What parents need to know
Parents Need to Know
Parents need to know that Chibi-Robo: Photo Finder is a game available only via download for Nintendo 3DS. It’s a light-hearted augmented-reality adventure in which players explore realistic environments in a home, doing things such as cleaning and vacuuming. They'll sometimes have the chance to use the 3DS's camera to take pictures of household objects such as soda cans and T-shirts. There's no iffy content at all, but a lot of reading is required as well as some patience and experience navigating three-dimensional environments in games (it's easy to fall off ledges in some areas).
What kids can learn
Language & Reading
Thinking & Reasoning
- making new creations
Engagement, Approach, Support
The game's odd style and unusual activities won't appeal to everyone, but kids with an appreciation of the peculiar could end up having a lot of fun.
There's no focused pedagogical approach, but kids will get a feel for figuring length in a measurement-guessing game and get to practice their compositional skills in the photography activities.
No external supports are provided, but clear instructions are offered repeatedly for every activity in the game. Success is achieved mostly by repeat attempts and practice.
What's it about?
Available only as a downloadable title through Nintendo’s eShop for 3DS, CHIBI-ROBO: PHOTO FINDER puts players in control of a four-inch-tall robot working for the curator of a museum. His primary objective is to run around taking pictures of household items (players do this using the 3DS's built-in camera) that are then replicated as three-dimensional objects and displayed in the museum to attract visitors. However, to earn the film necessary to take these pictures, kids have to do chores around a house, such as picking up garbage and recycling it or using a tiny vacuum to clean up spots of dust. Players also can engage in specific tasks, such as a measurement-guessing game involving a tape measure or a shooting-gallery game that involves taking aim and firing a little blaster at balloons and clay skeets. More activities and tasks unlock as the game progresses and Chibi-Robo fills additional cases in the museum.
Is it any good?

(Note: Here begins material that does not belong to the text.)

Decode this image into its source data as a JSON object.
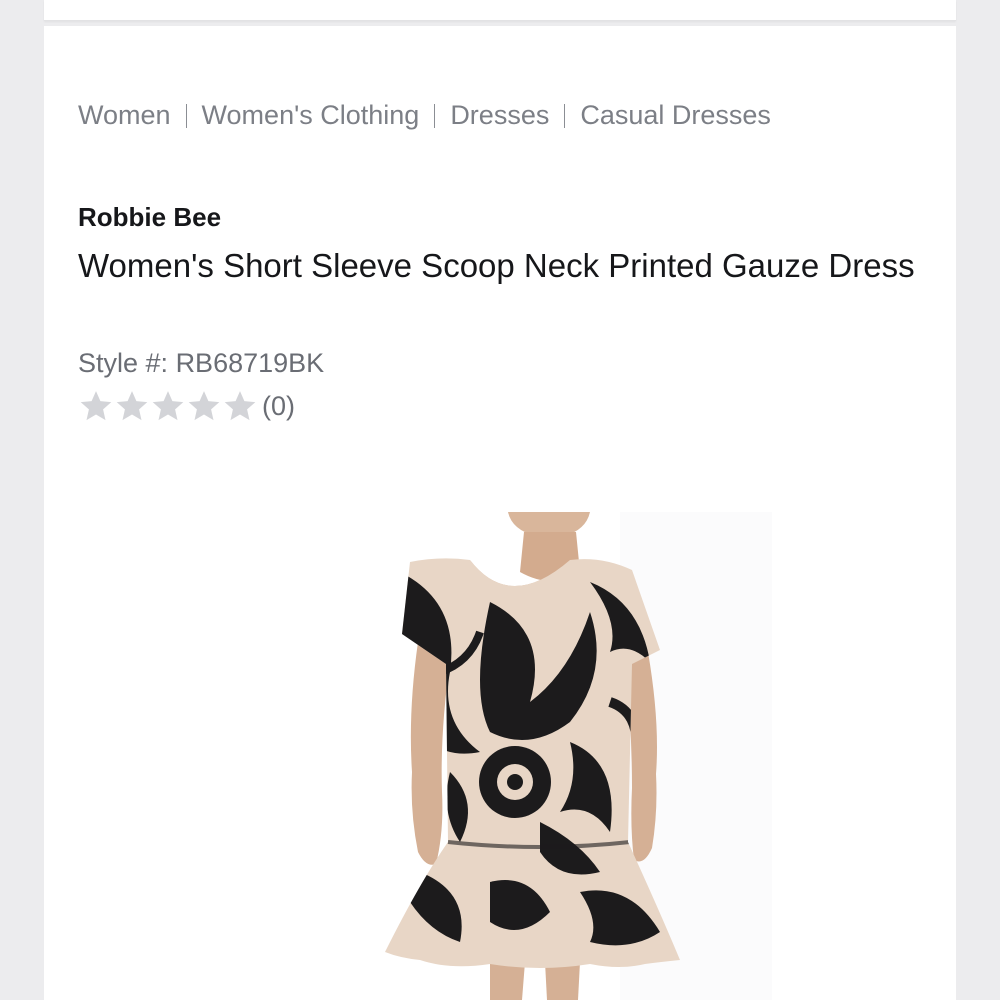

Whether kids have fun with this little downloadable adventure will depend largely on their ability to digest the game's odd presentation. The unusual household activities -- such as trying to find a pork belly amid various ingredients in a fridge so a pair of talking mustard and ketchup bottles can prepare dinner -- are attended by bizarre scenes in which strange characters do a lot of talking about nothing in particular. Kids will either get the weird humor or they won't.
If they do, they'll likely have a lot of fun not only with the strange mini-games but also the photo-snapping core of the experience. Tracking down and then properly framing the objects the curator wants to display in his gallery -- a book, a CD, a paper cup with a straw -- is fun and can be surprisingly challenging. The resulting 3-D objects are kind of cool-looking and may even contain surprises such as collectible stamps if you examine them closely enough in the game. It's well worth the $9.99 price -- assuming you can get down with the peculiar Japanese vibe.

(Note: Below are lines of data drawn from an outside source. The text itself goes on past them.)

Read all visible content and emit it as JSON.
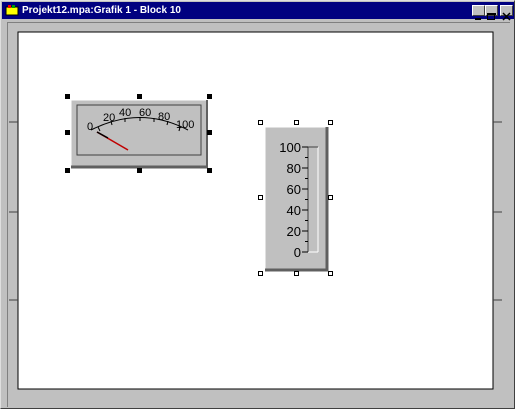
{
  "window": {
    "title": "Projekt12.mpa:Grafik 1 - Block 10",
    "buttons": [
      "minimize",
      "maximize",
      "close"
    ]
  },
  "meter": {
    "scale_labels": [
      "0",
      "20",
      "40",
      "60",
      "80",
      "100"
    ],
    "needle_value": 0,
    "needle_color": "#c00000",
    "selection": "selected"
  },
  "bar_gauge": {
    "scale_labels": [
      "100",
      "80",
      "60",
      "40",
      "20",
      "0"
    ],
    "fill_value": 0,
    "selection": "unselected-handles"
  },
  "colors": {
    "titlebar": "#000080",
    "face": "#c0c0c0",
    "canvas": "#ffffff"
  }
}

Families can talk about...
Families can talk about housecleaning. Would you like to have a little robot helper do your chores? Do you think tiny automatons like Chibi-Robo will ever exist?
Families also can discuss photography. Did you have a hard time finding the proper subjects for the game's augmented-reality photography segments? Were you able to come up with suitable alternative objects to those that were recommended?